Filter the listing below for "Assistant" and report every line that has it.

——————————

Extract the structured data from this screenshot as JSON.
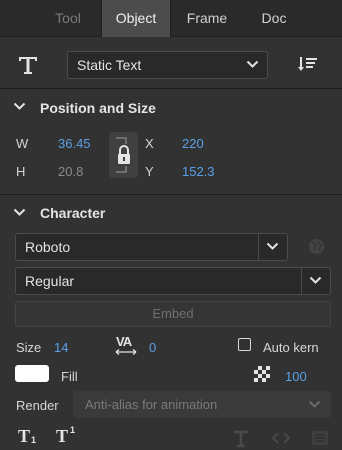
{
  "tabs": [
    {
      "label": "Tool"
    },
    {
      "label": "Object"
    },
    {
      "label": "Frame"
    },
    {
      "label": "Doc"
    }
  ],
  "text_type": {
    "selected": "Static Text"
  },
  "position_size": {
    "title": "Position and Size",
    "w_label": "W",
    "w_value": "36.45",
    "h_label": "H",
    "h_value": "20.8",
    "x_label": "X",
    "x_value": "220",
    "y_label": "Y",
    "y_value": "152.3"
  },
  "character": {
    "title": "Character",
    "font_family": "Roboto",
    "font_style": "Regular",
    "embed_label": "Embed",
    "size_label": "Size",
    "size_value": "14",
    "letter_spacing_glyph": "VA",
    "letter_spacing_value": "0",
    "auto_kern_label": "Auto kern",
    "fill_label": "Fill",
    "fill_color": "#ffffff",
    "alpha_value": "100",
    "render_label": "Render",
    "render_value": "Anti-alias for animation",
    "subscript_glyph": "T",
    "superscript_glyph": "T",
    "sub_mark": "1",
    "sup_mark": "1"
  },
  "colors": {
    "accent": "#5aa0e6",
    "panel_bg": "#323232"
  }
}
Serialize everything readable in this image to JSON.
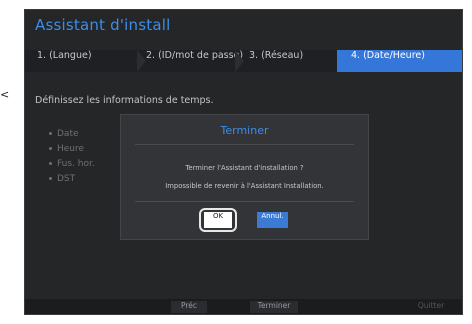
{
  "left_marker": "<",
  "window": {
    "title": "Assistant d'install"
  },
  "steps": [
    {
      "label": "1.  (Langue)",
      "active": false
    },
    {
      "label": "2.  (ID/mot de passe)",
      "active": false
    },
    {
      "label": "3.  (Réseau)",
      "active": false
    },
    {
      "label": "4.  (Date/Heure)",
      "active": true
    }
  ],
  "main": {
    "instruction": "Définissez les informations de temps.",
    "fields": [
      "Date",
      "Heure",
      "Fus. hor.",
      "DST"
    ]
  },
  "dialog": {
    "title": "Terminer",
    "line1": "Terminer l'Assistant d'installation ?",
    "line2": "Impossible de revenir à l'Assistant Installation.",
    "ok_label": "OK",
    "cancel_label": "Annul."
  },
  "footer": {
    "prev_label": "Préc",
    "finish_label": "Terminer",
    "quit_label": "Quitter"
  },
  "colors": {
    "accent": "#3c8ee8",
    "active_step": "#3577d9",
    "background": "#252628"
  }
}
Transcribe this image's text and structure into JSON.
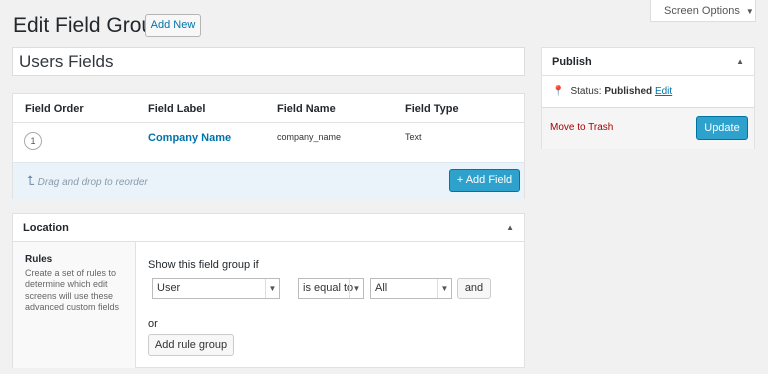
{
  "header": {
    "title": "Edit Field Group",
    "add_new_label": "Add New",
    "screen_options_label": "Screen Options"
  },
  "group_title": "Users Fields",
  "fields_table": {
    "columns": [
      "Field Order",
      "Field Label",
      "Field Name",
      "Field Type"
    ],
    "rows": [
      {
        "order": "1",
        "label": "Company Name",
        "name": "company_name",
        "type": "Text"
      }
    ],
    "drag_hint": "Drag and drop to reorder",
    "add_field_label": "+ Add Field"
  },
  "location": {
    "title": "Location",
    "rules_title": "Rules",
    "rules_desc": "Create a set of rules to determine which edit screens will use these advanced custom fields",
    "show_label": "Show this field group if",
    "param_value": "User",
    "operator_value": "is equal to",
    "value_value": "All",
    "and_label": "and",
    "or_label": "or",
    "add_rule_group_label": "Add rule group"
  },
  "publish": {
    "title": "Publish",
    "status_label": "Status:",
    "status_value": "Published",
    "edit_label": "Edit",
    "trash_label": "Move to Trash",
    "update_label": "Update"
  }
}
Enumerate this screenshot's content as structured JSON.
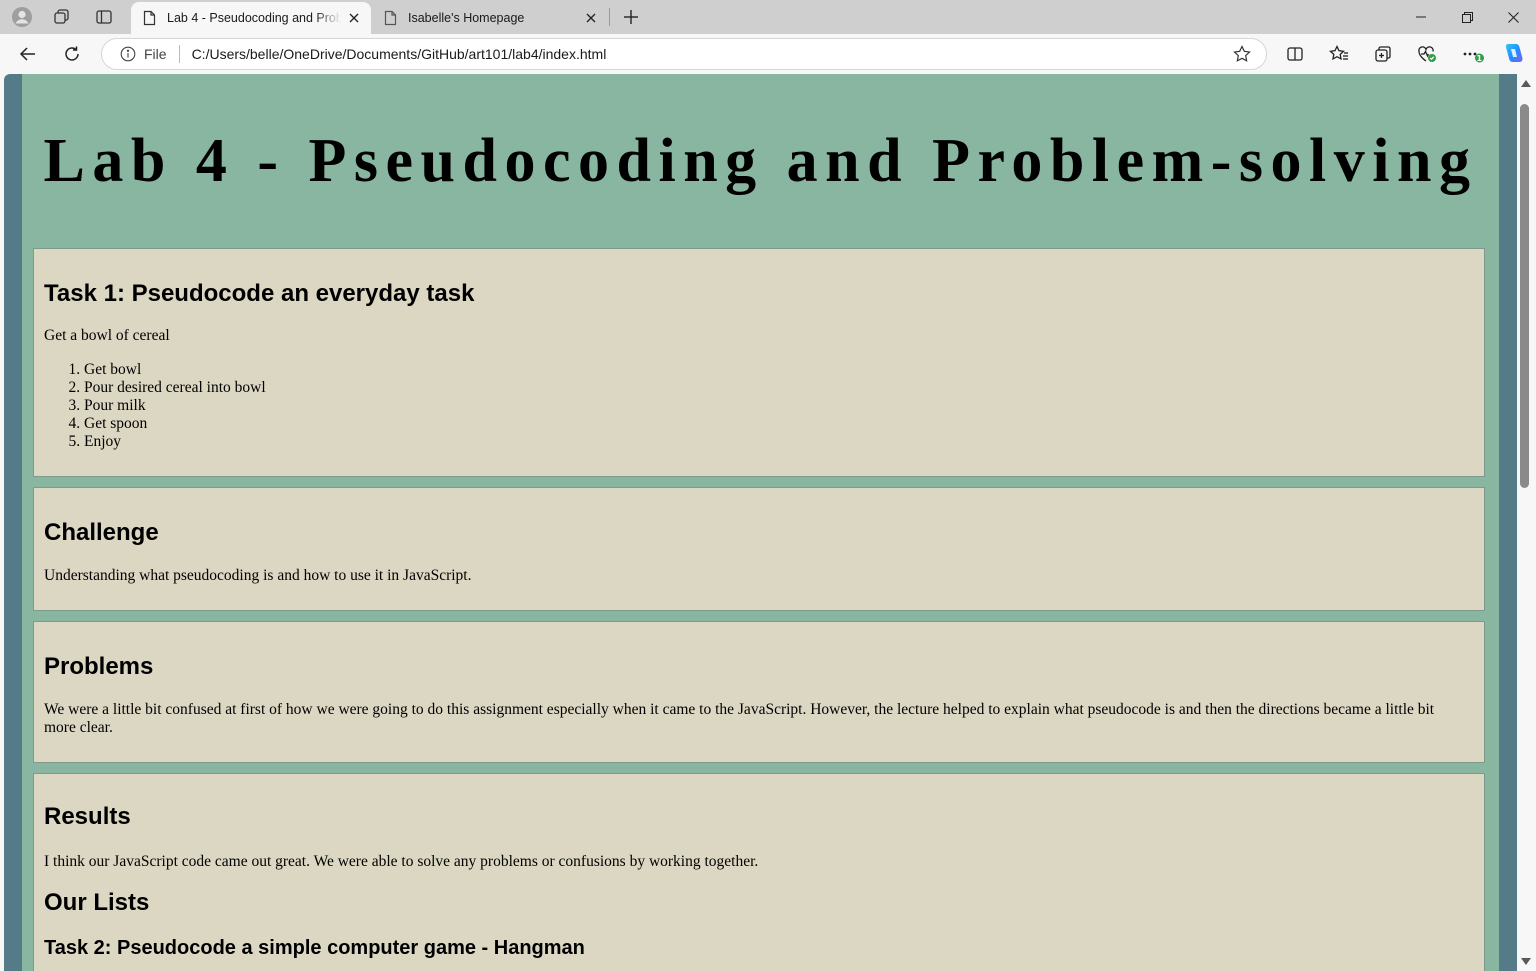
{
  "browser": {
    "tabs": [
      {
        "title": "Lab 4 - Pseudocoding and Problem-solving",
        "active": true
      },
      {
        "title": "Isabelle's Homepage",
        "active": false
      }
    ],
    "address": {
      "scheme_label": "File",
      "url": "C:/Users/belle/OneDrive/Documents/GitHub/art101/lab4/index.html"
    },
    "extension_badge": "1"
  },
  "page": {
    "title": "Lab 4 - Pseudocoding and Problem-solving",
    "task1": {
      "heading": "Task 1: Pseudocode an everyday task",
      "intro": "Get a bowl of cereal",
      "steps": [
        "Get bowl",
        "Pour desired cereal into bowl",
        "Pour milk",
        "Get spoon",
        "Enjoy"
      ]
    },
    "challenge": {
      "heading": "Challenge",
      "text": "Understanding what pseudocoding is and how to use it in JavaScript."
    },
    "problems": {
      "heading": "Problems",
      "text": "We were a little bit confused at first of how we were going to do this assignment especially when it came to the JavaScript. However, the lecture helped to explain what pseudocode is and then the directions became a little bit more clear."
    },
    "results": {
      "heading": "Results",
      "text": "I think our JavaScript code came out great. We were able to solve any problems or confusions by working together.",
      "lists_heading": "Our Lists",
      "task2_heading": "Task 2: Pseudocode a simple computer game - Hangman"
    }
  },
  "colors": {
    "page_background": "#88b6a0",
    "frame_background": "#567b88",
    "section_background": "#dcd7c3",
    "copilot_accent": "#1f8fff"
  }
}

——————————

• _Result of the task_
    "title": "Assistant d'install"
    "line1": "Terminer l'Assistant d'installation ?",
    "line2": "Impossible de revenir à l'Assistant Installation.",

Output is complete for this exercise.